Upon testing, Yello moved forward with Postgres, as well as AWS’s cloud infrastructure and additional services. Gupta said they enrolled AWS Database Migration Service to copy data from existing operating systems to other databases, AWS’s ETL program Glue for performing any type of transformations on top of existing data and AWS Lambda for orchestration of flowing data.
Because integration and scaling were key considerations — as well as user-friendly visualizations for data — Yello chose Looker, which allows the team to define the underlying schema, metrics and the universe of what’s available for building isolated custom processing at scale.
Then, according to Nisenbaum, the team could drag and drop items to set the framework for a client-issued visualization, allowing for self-service business intelligence.
For achieving performance, as well as to minimize reporting tool dependence, the complexities of metrics calculations were embedded in the data warehouse design, Gupta said. This ensured the major part of the metrics computation time to be part of the batch processing window and, therefore, allow faster access to the metrics at run-time. In addition, Gupta said it provides easier portability of metrics across multiple reporting tools.
‘Rave reviews’ on new dashboards
Now, with the efforts of Nisenbaum, Gupta, Thatapura and others on the team, Yello’s participating clients can harness the power of data themselves through self-service business intelligence. According to Yello, the new dashboards have earned rave reviews from early adopters who are excited about their potential to increase visibility and accelerate decision-making.
With their new data infrastructure and reporting tool already in place, the development team will continue to roll out dashboards for other categories of data, beyond just event metrics.

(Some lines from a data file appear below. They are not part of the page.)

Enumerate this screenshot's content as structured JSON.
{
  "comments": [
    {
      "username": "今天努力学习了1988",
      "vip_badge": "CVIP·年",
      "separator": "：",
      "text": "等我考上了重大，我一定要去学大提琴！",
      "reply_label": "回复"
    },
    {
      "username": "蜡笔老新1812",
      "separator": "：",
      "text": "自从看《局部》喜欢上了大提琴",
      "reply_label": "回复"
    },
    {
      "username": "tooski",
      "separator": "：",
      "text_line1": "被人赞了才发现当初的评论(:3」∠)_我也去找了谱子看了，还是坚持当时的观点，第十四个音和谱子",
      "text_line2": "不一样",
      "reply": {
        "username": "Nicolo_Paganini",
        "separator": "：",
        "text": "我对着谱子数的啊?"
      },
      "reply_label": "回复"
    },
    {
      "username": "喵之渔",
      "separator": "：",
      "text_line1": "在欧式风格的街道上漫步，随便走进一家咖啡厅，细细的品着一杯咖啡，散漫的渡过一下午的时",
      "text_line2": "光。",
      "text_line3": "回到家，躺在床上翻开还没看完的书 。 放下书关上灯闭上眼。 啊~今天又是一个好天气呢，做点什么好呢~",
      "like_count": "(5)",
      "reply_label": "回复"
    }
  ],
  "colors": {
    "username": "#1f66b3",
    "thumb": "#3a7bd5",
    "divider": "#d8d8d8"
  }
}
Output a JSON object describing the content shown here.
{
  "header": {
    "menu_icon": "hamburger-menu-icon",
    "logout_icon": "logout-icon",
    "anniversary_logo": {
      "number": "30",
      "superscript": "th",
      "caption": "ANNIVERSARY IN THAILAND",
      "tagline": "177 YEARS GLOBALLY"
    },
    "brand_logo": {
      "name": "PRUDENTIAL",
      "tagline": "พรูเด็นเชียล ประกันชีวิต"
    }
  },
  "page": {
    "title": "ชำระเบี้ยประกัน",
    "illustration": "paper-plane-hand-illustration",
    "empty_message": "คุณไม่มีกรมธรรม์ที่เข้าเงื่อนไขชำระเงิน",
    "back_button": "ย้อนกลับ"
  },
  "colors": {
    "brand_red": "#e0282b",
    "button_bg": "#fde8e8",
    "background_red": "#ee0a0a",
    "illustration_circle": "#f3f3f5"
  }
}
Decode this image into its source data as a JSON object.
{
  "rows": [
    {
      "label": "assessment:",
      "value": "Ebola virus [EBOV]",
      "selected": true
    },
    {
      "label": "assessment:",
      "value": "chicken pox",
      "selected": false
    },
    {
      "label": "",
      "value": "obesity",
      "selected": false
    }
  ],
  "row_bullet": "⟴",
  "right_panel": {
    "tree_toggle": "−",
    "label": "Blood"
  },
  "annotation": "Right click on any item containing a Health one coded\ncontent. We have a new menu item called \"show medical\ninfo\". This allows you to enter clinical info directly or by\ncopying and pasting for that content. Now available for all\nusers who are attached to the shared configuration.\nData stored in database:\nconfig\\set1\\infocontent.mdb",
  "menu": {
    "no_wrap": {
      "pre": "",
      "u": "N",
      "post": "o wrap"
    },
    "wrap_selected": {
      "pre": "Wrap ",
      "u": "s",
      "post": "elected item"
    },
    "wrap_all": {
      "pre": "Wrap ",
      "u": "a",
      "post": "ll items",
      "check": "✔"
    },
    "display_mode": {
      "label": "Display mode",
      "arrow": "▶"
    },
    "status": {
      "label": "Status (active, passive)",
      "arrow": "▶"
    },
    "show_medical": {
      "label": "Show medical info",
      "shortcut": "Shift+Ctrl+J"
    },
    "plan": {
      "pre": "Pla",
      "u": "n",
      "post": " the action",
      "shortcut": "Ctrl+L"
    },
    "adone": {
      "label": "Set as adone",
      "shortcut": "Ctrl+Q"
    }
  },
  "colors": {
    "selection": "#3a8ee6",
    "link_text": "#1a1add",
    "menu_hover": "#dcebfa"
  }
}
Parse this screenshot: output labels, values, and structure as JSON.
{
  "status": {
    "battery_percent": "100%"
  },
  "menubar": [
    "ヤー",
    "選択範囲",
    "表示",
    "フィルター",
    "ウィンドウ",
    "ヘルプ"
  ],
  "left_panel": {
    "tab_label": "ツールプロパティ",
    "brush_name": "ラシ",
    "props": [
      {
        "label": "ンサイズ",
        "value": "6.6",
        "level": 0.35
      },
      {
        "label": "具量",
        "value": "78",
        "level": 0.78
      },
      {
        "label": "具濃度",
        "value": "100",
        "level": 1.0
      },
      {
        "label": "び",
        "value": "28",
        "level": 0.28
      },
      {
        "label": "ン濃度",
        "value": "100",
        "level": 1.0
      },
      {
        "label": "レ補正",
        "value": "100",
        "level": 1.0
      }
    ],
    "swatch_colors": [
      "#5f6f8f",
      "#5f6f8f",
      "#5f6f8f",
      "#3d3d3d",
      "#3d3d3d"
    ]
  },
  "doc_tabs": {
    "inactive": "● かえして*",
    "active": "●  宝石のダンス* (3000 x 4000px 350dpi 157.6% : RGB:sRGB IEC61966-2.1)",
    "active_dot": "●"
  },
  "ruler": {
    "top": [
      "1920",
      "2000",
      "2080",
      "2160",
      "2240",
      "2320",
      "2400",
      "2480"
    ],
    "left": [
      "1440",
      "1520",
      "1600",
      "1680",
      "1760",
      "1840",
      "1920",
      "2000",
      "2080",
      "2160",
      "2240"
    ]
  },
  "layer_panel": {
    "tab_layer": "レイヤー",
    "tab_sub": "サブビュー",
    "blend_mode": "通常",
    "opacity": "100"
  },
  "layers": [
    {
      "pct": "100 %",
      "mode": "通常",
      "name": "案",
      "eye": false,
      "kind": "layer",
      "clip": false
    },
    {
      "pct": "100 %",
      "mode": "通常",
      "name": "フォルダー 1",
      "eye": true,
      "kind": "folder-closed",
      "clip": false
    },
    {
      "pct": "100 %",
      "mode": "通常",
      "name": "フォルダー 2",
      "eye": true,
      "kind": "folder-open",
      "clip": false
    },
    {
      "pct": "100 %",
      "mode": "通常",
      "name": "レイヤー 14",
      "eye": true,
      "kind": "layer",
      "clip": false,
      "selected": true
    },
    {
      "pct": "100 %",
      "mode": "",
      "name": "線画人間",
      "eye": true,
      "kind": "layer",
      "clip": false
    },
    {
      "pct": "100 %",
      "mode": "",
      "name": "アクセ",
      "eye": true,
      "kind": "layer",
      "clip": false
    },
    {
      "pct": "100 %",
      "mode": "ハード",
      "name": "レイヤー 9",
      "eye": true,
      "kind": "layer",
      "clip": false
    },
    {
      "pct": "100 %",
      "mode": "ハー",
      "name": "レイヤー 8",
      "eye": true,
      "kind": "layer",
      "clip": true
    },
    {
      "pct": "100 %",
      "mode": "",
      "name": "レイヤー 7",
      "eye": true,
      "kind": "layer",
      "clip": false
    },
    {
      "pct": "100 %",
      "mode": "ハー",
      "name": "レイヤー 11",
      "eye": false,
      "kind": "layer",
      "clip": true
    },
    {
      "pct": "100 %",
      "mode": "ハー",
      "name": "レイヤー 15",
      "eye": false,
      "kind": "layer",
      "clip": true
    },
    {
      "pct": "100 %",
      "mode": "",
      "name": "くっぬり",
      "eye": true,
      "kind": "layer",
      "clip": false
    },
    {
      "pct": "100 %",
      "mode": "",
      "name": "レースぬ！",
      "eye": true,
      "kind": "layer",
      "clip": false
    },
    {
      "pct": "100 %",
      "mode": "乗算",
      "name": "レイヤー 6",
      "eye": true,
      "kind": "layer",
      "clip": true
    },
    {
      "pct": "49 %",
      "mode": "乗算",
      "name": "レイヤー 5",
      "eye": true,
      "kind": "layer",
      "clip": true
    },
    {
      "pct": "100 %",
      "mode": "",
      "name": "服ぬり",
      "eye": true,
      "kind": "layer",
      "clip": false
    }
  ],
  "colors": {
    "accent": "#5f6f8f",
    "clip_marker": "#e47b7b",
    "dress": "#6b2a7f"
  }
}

“This and other projects that take advantage of Yello’s newfound data capabilities will keep our team busy — and deeply connected to Yello’s mission of connecting recruiters and college students — for the foreseeable future,” Nisenbaum said.